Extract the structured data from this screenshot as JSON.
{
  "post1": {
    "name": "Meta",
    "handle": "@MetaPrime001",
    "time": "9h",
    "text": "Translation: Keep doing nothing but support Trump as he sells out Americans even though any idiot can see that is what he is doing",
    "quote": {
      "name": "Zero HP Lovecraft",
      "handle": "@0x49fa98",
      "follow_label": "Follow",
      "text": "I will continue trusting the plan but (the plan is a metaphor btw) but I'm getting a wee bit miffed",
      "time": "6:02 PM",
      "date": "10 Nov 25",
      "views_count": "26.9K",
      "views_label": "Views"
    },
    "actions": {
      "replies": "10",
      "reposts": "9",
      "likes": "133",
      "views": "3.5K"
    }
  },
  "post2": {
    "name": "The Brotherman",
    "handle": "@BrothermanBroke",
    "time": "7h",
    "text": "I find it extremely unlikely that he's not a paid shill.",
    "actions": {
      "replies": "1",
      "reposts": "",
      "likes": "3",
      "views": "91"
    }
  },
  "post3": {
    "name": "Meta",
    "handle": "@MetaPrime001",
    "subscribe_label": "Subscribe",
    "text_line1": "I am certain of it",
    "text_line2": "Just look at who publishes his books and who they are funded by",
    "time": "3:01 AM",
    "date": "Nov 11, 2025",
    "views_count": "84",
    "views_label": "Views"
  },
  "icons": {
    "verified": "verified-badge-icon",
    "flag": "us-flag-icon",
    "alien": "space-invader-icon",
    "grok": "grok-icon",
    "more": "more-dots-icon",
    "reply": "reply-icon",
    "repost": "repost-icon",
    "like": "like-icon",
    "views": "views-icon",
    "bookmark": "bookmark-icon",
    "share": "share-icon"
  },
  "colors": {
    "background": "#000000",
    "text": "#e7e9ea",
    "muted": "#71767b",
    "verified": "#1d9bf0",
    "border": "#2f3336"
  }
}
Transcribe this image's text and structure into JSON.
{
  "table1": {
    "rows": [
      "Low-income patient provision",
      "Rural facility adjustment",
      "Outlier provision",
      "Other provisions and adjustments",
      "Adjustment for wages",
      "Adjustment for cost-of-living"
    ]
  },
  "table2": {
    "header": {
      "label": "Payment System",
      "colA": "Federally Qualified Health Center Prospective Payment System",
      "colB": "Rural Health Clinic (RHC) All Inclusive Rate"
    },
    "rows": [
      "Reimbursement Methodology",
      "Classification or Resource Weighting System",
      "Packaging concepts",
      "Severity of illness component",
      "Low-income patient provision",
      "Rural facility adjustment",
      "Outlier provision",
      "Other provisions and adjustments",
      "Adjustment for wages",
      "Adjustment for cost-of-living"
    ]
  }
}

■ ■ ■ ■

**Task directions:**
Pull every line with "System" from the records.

**Exercise response:**
      "label": "Payment System",
      "colA": "Federally Qualified Health Center Prospective Payment System",
      "Classification or Resource Weighting System",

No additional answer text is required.